Phase 6: Launching and evaluating the brand
One of the biggest challenges in implementing a brand positioning is getting the organization to buy into the direction, and adopt the messaging and creative direction prescribed. This is why it is extremely important to make the branding process as collaborative as possible, inviting all areas of the organization to participate in defining the direction. The simple truth is that people will support what they help create. Implementation includes communicating the brand position and brand verbal and visual assets to the internal audience. Along with style guides and online access to brand assets this phase also requires brand education to take place.
Once the brand is implemented the focus needs to shift from creating to maintaining the brand. One of the most common issues organizations face is the degrading of the brand over time, as the organization becomes tired of the same messages and the same designs. One rule of thumb to remember is that when the organization is battling brand fatigue, that’s usually the point at which their audiences are just starting to make a connection to the brand direction. Branding is a marathon, not a sprint, so it’s important to make sure that the health of the brand direction is maintained, all the while being aware of subtle changes in the competitive environment that may need to be considered.
To learn more about strategic branding, register for the Brand Strategy Development course.
by Dave Holston
Design is no longer only about color, type and image. The industry is in the middle of a major transition to the idea of big design thinking. To stay viable in the future, designers must improve their strategy skills right now. The Strategic Designer is written to help you do exactly that, with clear advice and helpful case studies.
Containing interviews with some of the most respected names in design (Dave Mason, TimLarson, Stefan Bucher, Ellen Shapiro and more), The Strategic Designer helps creatives become experts in strategy, not just design.
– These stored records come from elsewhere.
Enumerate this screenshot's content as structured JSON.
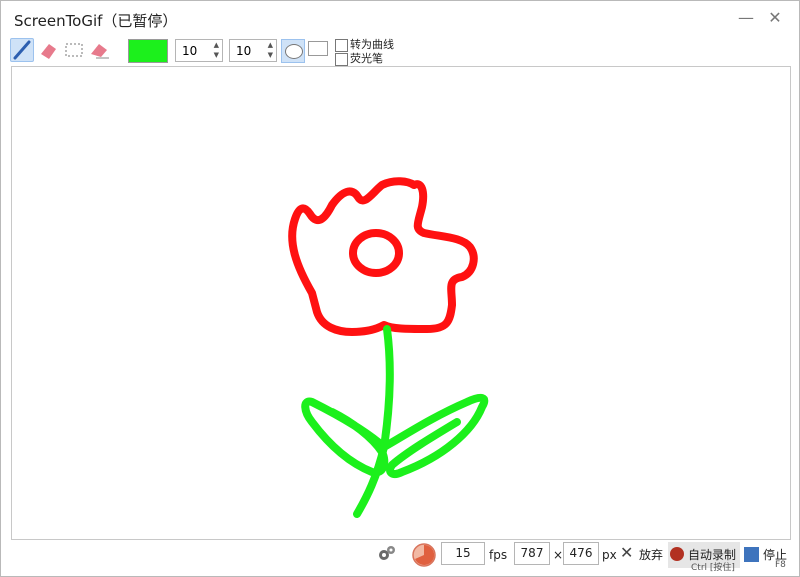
{
  "app": {
    "title": "ScreenToGif（已暂停）"
  },
  "window_controls": {
    "minimize": "—",
    "close": "✕"
  },
  "toolbar": {
    "tools": [
      {
        "name": "pen",
        "active": true
      },
      {
        "name": "highlighter-eraser",
        "active": false
      },
      {
        "name": "select-region",
        "active": false
      },
      {
        "name": "eraser",
        "active": false
      }
    ],
    "color": "#1cf01c",
    "width_value": "10",
    "height_value": "10",
    "shape_selected": "ellipse",
    "checkbox_curve_label": "转为曲线",
    "checkbox_highlighter_label": "荧光笔"
  },
  "canvas": {
    "drawing": "flower sketch"
  },
  "status": {
    "fps_value": "15",
    "fps_unit": "fps",
    "width_value": "787",
    "times": "×",
    "height_value": "476",
    "px_unit": "px",
    "discard_label": "放弃",
    "record_label": "自动录制",
    "record_shortcut": "Ctrl [按住]",
    "stop_label": "停止",
    "stop_shortcut": "F8"
  }
}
By adopting a process that includes collaboration, context and accountability, designers become strategists rather than just makers of things. Get the book here.